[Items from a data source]
——
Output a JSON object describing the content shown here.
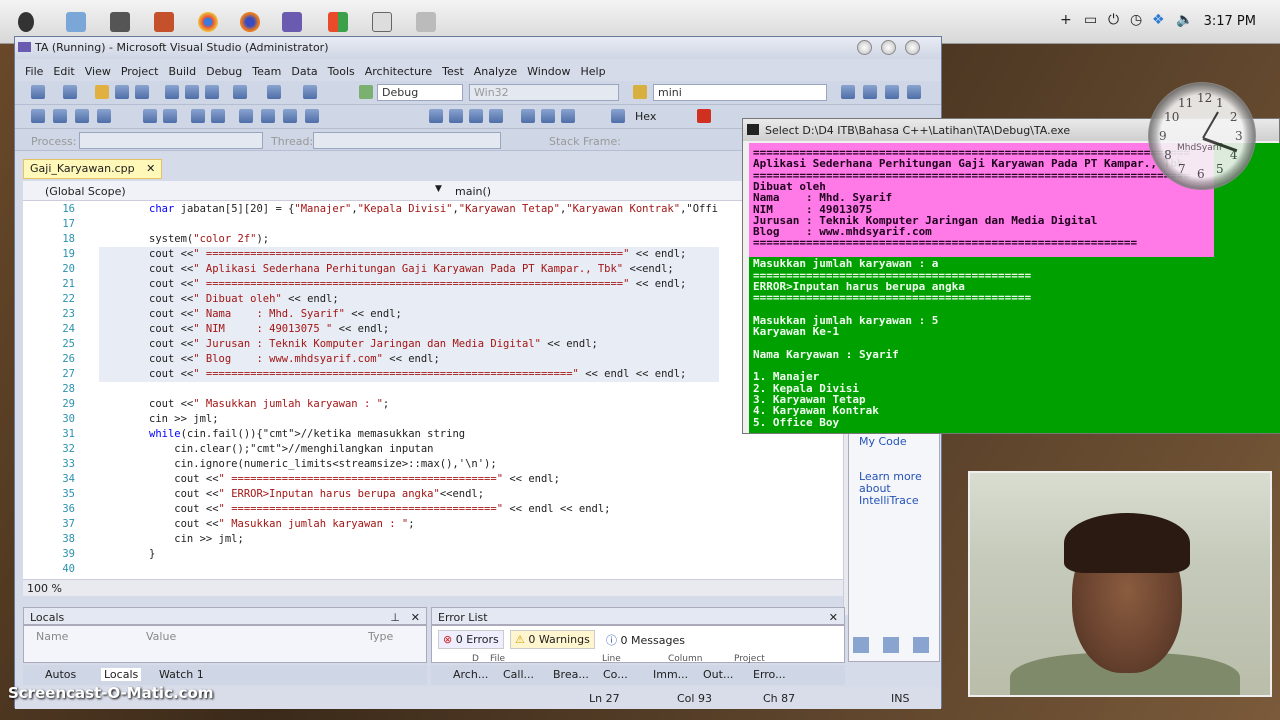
{
  "menubar": {
    "time": "3:17 PM"
  },
  "vs": {
    "title": "TA (Running) - Microsoft Visual Studio (Administrator)",
    "menu": [
      "File",
      "Edit",
      "View",
      "Project",
      "Build",
      "Debug",
      "Team",
      "Data",
      "Tools",
      "Architecture",
      "Test",
      "Analyze",
      "Window",
      "Help"
    ],
    "toolbar1": {
      "config": "Debug",
      "platform": "Win32",
      "find": "mini"
    },
    "toolbar2": {
      "hex": "Hex"
    },
    "toolbar3": {
      "process_label": "Process:",
      "thread_label": "Thread:",
      "stack_label": "Stack Frame:"
    },
    "tab": "Gaji_Karyawan.cpp",
    "scope": "(Global Scope)",
    "member": "main()",
    "zoom": "100 %",
    "code_lines": [
      {
        "n": "16",
        "t": "char jabatan[5][20] = {\"Manajer\",\"Kepala Divisi\",\"Karyawan Tetap\",\"Karyawan Kontrak\",\"Offi"
      },
      {
        "n": "17",
        "t": ""
      },
      {
        "n": "18",
        "t": "system(\"color 2f\");"
      },
      {
        "n": "19",
        "t": "cout <<\" ==================================================================\" << endl;"
      },
      {
        "n": "20",
        "t": "cout <<\" Aplikasi Sederhana Perhitungan Gaji Karyawan Pada PT Kampar., Tbk\" <<endl;"
      },
      {
        "n": "21",
        "t": "cout <<\" ==================================================================\" << endl;"
      },
      {
        "n": "22",
        "t": "cout <<\" Dibuat oleh\" << endl;"
      },
      {
        "n": "23",
        "t": "cout <<\" Nama    : Mhd. Syarif\" << endl;"
      },
      {
        "n": "24",
        "t": "cout <<\" NIM     : 49013075 \" << endl;"
      },
      {
        "n": "25",
        "t": "cout <<\" Jurusan : Teknik Komputer Jaringan dan Media Digital\" << endl;"
      },
      {
        "n": "26",
        "t": "cout <<\" Blog    : www.mhdsyarif.com\" << endl;"
      },
      {
        "n": "27",
        "t": "cout <<\" ==========================================================\" << endl << endl;"
      },
      {
        "n": "28",
        "t": ""
      },
      {
        "n": "29",
        "t": "cout <<\" Masukkan jumlah karyawan : \";"
      },
      {
        "n": "30",
        "t": "cin >> jml;"
      },
      {
        "n": "31",
        "t": "while(cin.fail()){//ketika memasukkan string"
      },
      {
        "n": "32",
        "t": "    cin.clear();//menghilangkan inputan"
      },
      {
        "n": "33",
        "t": "    cin.ignore(numeric_limits<streamsize>::max(),'\\n');"
      },
      {
        "n": "34",
        "t": "    cout <<\" ==========================================\" << endl;"
      },
      {
        "n": "35",
        "t": "    cout <<\" ERROR>Inputan harus berupa angka\"<<endl;"
      },
      {
        "n": "36",
        "t": "    cout <<\" ==========================================\" << endl << endl;"
      },
      {
        "n": "37",
        "t": "    cout <<\" Masukkan jumlah karyawan : \";"
      },
      {
        "n": "38",
        "t": "    cin >> jml;"
      },
      {
        "n": "39",
        "t": "}"
      },
      {
        "n": "40",
        "t": ""
      }
    ],
    "locals": {
      "title": "Locals",
      "col_name": "Name",
      "col_value": "Value",
      "col_type": "Type"
    },
    "errorlist": {
      "title": "Error List",
      "errors": "0 Errors",
      "warnings": "0 Warnings",
      "messages": "0 Messages",
      "cols": [
        "D",
        "File",
        "Line",
        "Column",
        "Project"
      ]
    },
    "bottom_tabs_left": [
      "Autos",
      "Locals",
      "Watch 1"
    ],
    "bottom_tabs_right": [
      "Arch...",
      "Call...",
      "Brea...",
      "Co...",
      "Imm...",
      "Out...",
      "Erro..."
    ],
    "status": {
      "ln": "Ln 27",
      "col": "Col 93",
      "ch": "Ch 87",
      "ins": "INS"
    },
    "side": {
      "my_code": "My Code",
      "learn": "Learn more about IntelliTrace"
    }
  },
  "console": {
    "title": "Select D:\\D4 ITB\\Bahasa C++\\Latihan\\TA\\Debug\\TA.exe",
    "pink_lines": [
      "==================================================================",
      "Aplikasi Sederhana Perhitungan Gaji Karyawan Pada PT Kampar., Tbk",
      "==================================================================",
      "Dibuat oleh",
      "Nama    : Mhd. Syarif",
      "NIM     : 49013075",
      "Jurusan : Teknik Komputer Jaringan dan Media Digital",
      "Blog    : www.mhdsyarif.com",
      "=========================================================="
    ],
    "green_lines": [
      "",
      "Masukkan jumlah karyawan : a",
      "==========================================",
      "ERROR>Inputan harus berupa angka",
      "==========================================",
      "",
      "Masukkan jumlah karyawan : 5",
      "Karyawan Ke-1",
      "",
      "Nama Karyawan : Syarif",
      "",
      "1. Manajer",
      "2. Kepala Divisi",
      "3. Karyawan Tetap",
      "4. Karyawan Kontrak",
      "5. Office Boy"
    ]
  },
  "clock": {
    "brand": "MhdSyarif",
    "numbers": [
      "12",
      "1",
      "2",
      "3",
      "4",
      "5",
      "6",
      "7",
      "8",
      "9",
      "10",
      "11"
    ]
  },
  "watermark": "Screencast-O-Matic.com"
}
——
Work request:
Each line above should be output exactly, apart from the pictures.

Solution to this problem:
Output a JSON object describing the content shown here.
{
  "menubar": {
    "time": "3:17 PM"
  },
  "vs": {
    "title": "TA (Running) - Microsoft Visual Studio (Administrator)",
    "menu": [
      "File",
      "Edit",
      "View",
      "Project",
      "Build",
      "Debug",
      "Team",
      "Data",
      "Tools",
      "Architecture",
      "Test",
      "Analyze",
      "Window",
      "Help"
    ],
    "toolbar1": {
      "config": "Debug",
      "platform": "Win32",
      "find": "mini"
    },
    "toolbar2": {
      "hex": "Hex"
    },
    "toolbar3": {
      "process_label": "Process:",
      "thread_label": "Thread:",
      "stack_label": "Stack Frame:"
    },
    "tab": "Gaji_Karyawan.cpp",
    "scope": "(Global Scope)",
    "member": "main()",
    "zoom": "100 %",
    "code_lines": [
      {
        "n": "16",
        "t": "char jabatan[5][20] = {\"Manajer\",\"Kepala Divisi\",\"Karyawan Tetap\",\"Karyawan Kontrak\",\"Offi"
      },
      {
        "n": "17",
        "t": ""
      },
      {
        "n": "18",
        "t": "system(\"color 2f\");"
      },
      {
        "n": "19",
        "t": "cout <<\" ==================================================================\" << endl;"
      },
      {
        "n": "20",
        "t": "cout <<\" Aplikasi Sederhana Perhitungan Gaji Karyawan Pada PT Kampar., Tbk\" <<endl;"
      },
      {
        "n": "21",
        "t": "cout <<\" ==================================================================\" << endl;"
      },
      {
        "n": "22",
        "t": "cout <<\" Dibuat oleh\" << endl;"
      },
      {
        "n": "23",
        "t": "cout <<\" Nama    : Mhd. Syarif\" << endl;"
      },
      {
        "n": "24",
        "t": "cout <<\" NIM     : 49013075 \" << endl;"
      },
      {
        "n": "25",
        "t": "cout <<\" Jurusan : Teknik Komputer Jaringan dan Media Digital\" << endl;"
      },
      {
        "n": "26",
        "t": "cout <<\" Blog    : www.mhdsyarif.com\" << endl;"
      },
      {
        "n": "27",
        "t": "cout <<\" ==========================================================\" << endl << endl;"
      },
      {
        "n": "28",
        "t": ""
      },
      {
        "n": "29",
        "t": "cout <<\" Masukkan jumlah karyawan : \";"
      },
      {
        "n": "30",
        "t": "cin >> jml;"
      },
      {
        "n": "31",
        "t": "while(cin.fail()){//ketika memasukkan string"
      },
      {
        "n": "32",
        "t": "    cin.clear();//menghilangkan inputan"
      },
      {
        "n": "33",
        "t": "    cin.ignore(numeric_limits<streamsize>::max(),'\\n');"
      },
      {
        "n": "34",
        "t": "    cout <<\" ==========================================\" << endl;"
      },
      {
        "n": "35",
        "t": "    cout <<\" ERROR>Inputan harus berupa angka\"<<endl;"
      },
      {
        "n": "36",
        "t": "    cout <<\" ==========================================\" << endl << endl;"
      },
      {
        "n": "37",
        "t": "    cout <<\" Masukkan jumlah karyawan : \";"
      },
      {
        "n": "38",
        "t": "    cin >> jml;"
      },
      {
        "n": "39",
        "t": "}"
      },
      {
        "n": "40",
        "t": ""
      }
    ],
    "locals": {
      "title": "Locals",
      "col_name": "Name",
      "col_value": "Value",
      "col_type": "Type"
    },
    "errorlist": {
      "title": "Error List",
      "errors": "0 Errors",
      "warnings": "0 Warnings",
      "messages": "0 Messages",
      "cols": [
        "D",
        "File",
        "Line",
        "Column",
        "Project"
      ]
    },
    "bottom_tabs_left": [
      "Autos",
      "Locals",
      "Watch 1"
    ],
    "bottom_tabs_right": [
      "Arch...",
      "Call...",
      "Brea...",
      "Co...",
      "Imm...",
      "Out...",
      "Erro..."
    ],
    "status": {
      "ln": "Ln 27",
      "col": "Col 93",
      "ch": "Ch 87",
      "ins": "INS"
    },
    "side": {
      "my_code": "My Code",
      "learn": "Learn more about IntelliTrace"
    }
  },
  "console": {
    "title": "Select D:\\D4 ITB\\Bahasa C++\\Latihan\\TA\\Debug\\TA.exe",
    "pink_lines": [
      "==================================================================",
      "Aplikasi Sederhana Perhitungan Gaji Karyawan Pada PT Kampar., Tbk",
      "==================================================================",
      "Dibuat oleh",
      "Nama    : Mhd. Syarif",
      "NIM     : 49013075",
      "Jurusan : Teknik Komputer Jaringan dan Media Digital",
      "Blog    : www.mhdsyarif.com",
      "=========================================================="
    ],
    "green_lines": [
      "",
      "Masukkan jumlah karyawan : a",
      "==========================================",
      "ERROR>Inputan harus berupa angka",
      "==========================================",
      "",
      "Masukkan jumlah karyawan : 5",
      "Karyawan Ke-1",
      "",
      "Nama Karyawan : Syarif",
      "",
      "1. Manajer",
      "2. Kepala Divisi",
      "3. Karyawan Tetap",
      "4. Karyawan Kontrak",
      "5. Office Boy"
    ]
  },
  "clock": {
    "brand": "MhdSyarif",
    "numbers": [
      "12",
      "1",
      "2",
      "3",
      "4",
      "5",
      "6",
      "7",
      "8",
      "9",
      "10",
      "11"
    ]
  },
  "watermark": "Screencast-O-Matic.com"
}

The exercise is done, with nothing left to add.